=== EXERCISE INSTRUCTIONS ===
The lines to copy are those holding the string "channel" in the entries below.

───── WORKING DATA ─────

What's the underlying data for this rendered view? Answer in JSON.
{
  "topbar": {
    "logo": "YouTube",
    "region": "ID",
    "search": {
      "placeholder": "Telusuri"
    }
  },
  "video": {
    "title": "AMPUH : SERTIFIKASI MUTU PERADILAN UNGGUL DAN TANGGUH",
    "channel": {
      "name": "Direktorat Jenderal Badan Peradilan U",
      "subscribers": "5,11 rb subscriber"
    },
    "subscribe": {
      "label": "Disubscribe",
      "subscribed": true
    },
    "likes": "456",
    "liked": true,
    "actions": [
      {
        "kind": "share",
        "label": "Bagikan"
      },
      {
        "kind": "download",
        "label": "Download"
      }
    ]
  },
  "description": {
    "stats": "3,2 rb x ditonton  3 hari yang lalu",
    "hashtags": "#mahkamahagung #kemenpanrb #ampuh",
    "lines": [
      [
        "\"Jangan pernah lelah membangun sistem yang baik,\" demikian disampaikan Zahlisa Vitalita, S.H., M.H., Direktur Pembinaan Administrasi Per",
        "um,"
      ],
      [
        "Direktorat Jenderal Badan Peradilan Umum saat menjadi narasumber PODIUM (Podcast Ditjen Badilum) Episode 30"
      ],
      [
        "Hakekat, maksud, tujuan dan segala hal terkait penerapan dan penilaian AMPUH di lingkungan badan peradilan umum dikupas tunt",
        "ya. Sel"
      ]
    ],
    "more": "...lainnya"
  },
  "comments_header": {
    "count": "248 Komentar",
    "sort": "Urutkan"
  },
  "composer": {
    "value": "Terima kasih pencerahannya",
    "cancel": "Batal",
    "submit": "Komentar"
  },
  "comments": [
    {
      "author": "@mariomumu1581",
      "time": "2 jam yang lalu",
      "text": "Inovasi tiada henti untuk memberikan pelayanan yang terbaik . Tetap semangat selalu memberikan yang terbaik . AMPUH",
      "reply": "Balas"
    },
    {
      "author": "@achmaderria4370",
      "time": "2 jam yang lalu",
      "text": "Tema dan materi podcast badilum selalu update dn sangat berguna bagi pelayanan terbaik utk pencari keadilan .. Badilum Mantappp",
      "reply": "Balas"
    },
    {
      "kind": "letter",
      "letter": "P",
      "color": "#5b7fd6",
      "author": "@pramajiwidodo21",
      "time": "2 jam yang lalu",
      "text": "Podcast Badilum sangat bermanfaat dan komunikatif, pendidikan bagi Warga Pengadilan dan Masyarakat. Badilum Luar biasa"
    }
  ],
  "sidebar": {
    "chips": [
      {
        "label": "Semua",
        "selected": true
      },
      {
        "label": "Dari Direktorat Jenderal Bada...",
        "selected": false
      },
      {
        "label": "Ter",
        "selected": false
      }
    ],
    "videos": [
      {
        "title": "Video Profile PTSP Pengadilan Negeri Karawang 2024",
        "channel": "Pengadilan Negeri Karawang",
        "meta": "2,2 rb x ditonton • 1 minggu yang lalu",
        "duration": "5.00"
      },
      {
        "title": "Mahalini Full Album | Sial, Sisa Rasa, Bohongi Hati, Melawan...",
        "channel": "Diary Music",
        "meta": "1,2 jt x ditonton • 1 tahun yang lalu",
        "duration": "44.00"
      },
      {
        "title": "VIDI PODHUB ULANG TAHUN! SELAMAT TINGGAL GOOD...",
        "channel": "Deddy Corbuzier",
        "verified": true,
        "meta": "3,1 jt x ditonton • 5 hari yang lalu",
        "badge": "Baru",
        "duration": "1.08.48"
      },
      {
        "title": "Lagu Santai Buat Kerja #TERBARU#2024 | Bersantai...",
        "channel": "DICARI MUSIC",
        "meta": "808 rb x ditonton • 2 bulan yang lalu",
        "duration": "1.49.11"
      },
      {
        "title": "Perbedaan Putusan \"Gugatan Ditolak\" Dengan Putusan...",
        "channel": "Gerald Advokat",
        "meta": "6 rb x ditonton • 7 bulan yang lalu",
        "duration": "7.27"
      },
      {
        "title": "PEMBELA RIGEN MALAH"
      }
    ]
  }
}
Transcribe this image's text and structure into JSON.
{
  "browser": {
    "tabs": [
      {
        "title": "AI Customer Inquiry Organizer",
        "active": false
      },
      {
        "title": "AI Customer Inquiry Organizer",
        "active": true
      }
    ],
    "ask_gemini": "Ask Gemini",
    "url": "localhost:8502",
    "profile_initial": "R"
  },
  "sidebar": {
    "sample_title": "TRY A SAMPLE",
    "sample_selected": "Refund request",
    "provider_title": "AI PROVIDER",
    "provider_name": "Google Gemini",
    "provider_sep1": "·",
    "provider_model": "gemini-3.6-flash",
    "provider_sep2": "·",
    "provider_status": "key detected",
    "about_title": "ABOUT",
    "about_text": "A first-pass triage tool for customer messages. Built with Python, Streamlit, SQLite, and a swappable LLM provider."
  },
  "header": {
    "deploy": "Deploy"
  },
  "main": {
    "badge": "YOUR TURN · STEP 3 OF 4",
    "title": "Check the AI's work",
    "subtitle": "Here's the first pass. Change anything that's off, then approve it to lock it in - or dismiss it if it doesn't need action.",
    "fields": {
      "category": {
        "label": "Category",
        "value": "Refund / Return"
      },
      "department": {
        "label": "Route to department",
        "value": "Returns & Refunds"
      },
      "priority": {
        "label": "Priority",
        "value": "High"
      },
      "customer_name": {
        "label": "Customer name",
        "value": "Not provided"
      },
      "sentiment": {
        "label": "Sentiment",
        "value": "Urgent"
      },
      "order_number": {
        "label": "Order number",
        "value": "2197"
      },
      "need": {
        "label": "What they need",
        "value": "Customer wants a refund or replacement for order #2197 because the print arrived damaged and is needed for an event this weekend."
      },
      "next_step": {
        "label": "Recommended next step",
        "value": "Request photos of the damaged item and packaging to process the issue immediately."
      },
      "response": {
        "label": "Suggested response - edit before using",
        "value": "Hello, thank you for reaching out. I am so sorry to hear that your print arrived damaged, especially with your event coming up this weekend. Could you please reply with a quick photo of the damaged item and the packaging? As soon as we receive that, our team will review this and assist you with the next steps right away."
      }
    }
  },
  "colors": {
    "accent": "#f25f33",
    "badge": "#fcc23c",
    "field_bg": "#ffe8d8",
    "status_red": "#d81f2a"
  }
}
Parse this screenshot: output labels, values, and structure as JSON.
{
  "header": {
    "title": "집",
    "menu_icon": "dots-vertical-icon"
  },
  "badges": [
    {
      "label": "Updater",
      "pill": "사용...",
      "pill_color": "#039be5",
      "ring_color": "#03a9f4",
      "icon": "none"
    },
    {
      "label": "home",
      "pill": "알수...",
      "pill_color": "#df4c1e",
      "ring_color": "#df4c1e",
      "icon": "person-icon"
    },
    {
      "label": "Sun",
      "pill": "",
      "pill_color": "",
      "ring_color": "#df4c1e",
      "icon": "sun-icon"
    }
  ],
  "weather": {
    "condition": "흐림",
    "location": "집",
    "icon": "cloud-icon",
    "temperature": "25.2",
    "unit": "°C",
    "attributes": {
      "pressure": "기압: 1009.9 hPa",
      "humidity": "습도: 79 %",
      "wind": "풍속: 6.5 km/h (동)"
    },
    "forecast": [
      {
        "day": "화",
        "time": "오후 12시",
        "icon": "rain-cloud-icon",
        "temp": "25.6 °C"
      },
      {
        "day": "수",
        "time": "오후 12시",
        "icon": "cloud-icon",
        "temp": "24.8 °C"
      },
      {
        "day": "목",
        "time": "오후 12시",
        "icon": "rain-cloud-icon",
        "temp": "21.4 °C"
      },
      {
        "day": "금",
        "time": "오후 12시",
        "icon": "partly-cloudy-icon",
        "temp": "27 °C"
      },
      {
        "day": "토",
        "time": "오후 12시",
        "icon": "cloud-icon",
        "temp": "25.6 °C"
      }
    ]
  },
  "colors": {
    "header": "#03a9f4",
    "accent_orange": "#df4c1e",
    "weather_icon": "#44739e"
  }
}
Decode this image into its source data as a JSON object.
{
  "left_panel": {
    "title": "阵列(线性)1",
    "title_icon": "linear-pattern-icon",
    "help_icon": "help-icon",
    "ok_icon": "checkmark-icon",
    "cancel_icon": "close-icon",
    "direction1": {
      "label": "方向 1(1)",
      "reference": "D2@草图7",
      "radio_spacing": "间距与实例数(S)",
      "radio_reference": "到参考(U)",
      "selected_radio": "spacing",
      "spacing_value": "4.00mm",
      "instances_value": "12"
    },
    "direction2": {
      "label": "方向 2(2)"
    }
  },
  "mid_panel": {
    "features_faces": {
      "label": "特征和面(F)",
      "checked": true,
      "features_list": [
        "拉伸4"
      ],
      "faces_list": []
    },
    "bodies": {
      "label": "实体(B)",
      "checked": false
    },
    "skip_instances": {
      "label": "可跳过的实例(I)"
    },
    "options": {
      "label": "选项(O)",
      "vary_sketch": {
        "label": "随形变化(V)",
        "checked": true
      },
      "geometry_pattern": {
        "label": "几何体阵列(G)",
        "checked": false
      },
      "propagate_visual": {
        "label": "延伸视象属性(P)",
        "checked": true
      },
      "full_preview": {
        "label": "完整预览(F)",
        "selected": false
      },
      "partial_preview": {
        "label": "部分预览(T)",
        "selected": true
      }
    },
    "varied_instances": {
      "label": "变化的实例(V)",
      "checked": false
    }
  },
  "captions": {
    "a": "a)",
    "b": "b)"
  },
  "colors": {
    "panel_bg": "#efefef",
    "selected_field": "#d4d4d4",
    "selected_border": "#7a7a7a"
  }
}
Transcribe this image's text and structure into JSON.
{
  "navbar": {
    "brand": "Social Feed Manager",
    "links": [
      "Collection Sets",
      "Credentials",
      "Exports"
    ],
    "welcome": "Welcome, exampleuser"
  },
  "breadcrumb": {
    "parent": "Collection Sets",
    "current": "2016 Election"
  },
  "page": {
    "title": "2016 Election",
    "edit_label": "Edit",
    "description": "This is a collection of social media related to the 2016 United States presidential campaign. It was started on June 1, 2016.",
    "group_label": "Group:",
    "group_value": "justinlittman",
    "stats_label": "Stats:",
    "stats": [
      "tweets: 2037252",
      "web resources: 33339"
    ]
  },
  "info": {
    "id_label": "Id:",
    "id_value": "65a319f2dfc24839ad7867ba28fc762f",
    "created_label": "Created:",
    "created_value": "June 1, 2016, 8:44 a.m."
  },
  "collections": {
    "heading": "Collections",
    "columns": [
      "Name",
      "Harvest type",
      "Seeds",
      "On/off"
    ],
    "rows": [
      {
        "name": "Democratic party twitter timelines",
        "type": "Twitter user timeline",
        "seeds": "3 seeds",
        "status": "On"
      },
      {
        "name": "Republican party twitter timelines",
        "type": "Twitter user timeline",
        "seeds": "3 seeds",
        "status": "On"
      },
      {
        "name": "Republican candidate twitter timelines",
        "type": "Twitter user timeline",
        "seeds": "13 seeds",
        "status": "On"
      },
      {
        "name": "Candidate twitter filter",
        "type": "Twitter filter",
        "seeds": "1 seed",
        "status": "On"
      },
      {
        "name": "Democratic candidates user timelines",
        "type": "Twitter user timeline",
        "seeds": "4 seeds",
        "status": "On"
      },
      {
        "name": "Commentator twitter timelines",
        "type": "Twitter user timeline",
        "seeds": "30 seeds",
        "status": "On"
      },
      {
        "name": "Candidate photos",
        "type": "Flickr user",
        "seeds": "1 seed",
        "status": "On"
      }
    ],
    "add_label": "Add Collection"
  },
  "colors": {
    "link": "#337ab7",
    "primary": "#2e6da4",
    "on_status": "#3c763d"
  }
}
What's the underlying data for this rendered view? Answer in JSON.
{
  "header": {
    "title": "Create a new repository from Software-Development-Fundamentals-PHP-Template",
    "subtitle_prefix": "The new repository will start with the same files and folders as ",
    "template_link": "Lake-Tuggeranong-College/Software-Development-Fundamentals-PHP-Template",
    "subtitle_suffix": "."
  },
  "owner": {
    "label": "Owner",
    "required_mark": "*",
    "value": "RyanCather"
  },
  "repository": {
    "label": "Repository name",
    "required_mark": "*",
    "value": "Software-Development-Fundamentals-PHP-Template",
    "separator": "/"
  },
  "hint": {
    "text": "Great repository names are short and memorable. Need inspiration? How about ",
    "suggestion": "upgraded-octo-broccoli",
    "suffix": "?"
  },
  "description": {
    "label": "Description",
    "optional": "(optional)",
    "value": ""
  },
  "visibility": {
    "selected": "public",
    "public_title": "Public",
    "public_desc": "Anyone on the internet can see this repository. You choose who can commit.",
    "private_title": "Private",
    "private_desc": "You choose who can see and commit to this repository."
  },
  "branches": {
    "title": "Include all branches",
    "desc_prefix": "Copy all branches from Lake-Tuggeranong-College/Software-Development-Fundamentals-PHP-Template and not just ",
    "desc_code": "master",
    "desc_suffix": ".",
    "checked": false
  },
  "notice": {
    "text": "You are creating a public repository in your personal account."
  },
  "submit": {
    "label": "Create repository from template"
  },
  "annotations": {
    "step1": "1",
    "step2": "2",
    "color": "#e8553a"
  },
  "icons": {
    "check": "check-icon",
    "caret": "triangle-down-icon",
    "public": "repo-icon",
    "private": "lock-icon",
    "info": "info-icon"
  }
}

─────

=== RESULT FOR THIS EXERCISE ===
    "channel": {
        "channel": "Pengadilan Negeri Karawang",
        "channel": "Diary Music",
        "channel": "Deddy Corbuzier",
        "channel": "DICARI MUSIC",
        "channel": "Gerald Advokat",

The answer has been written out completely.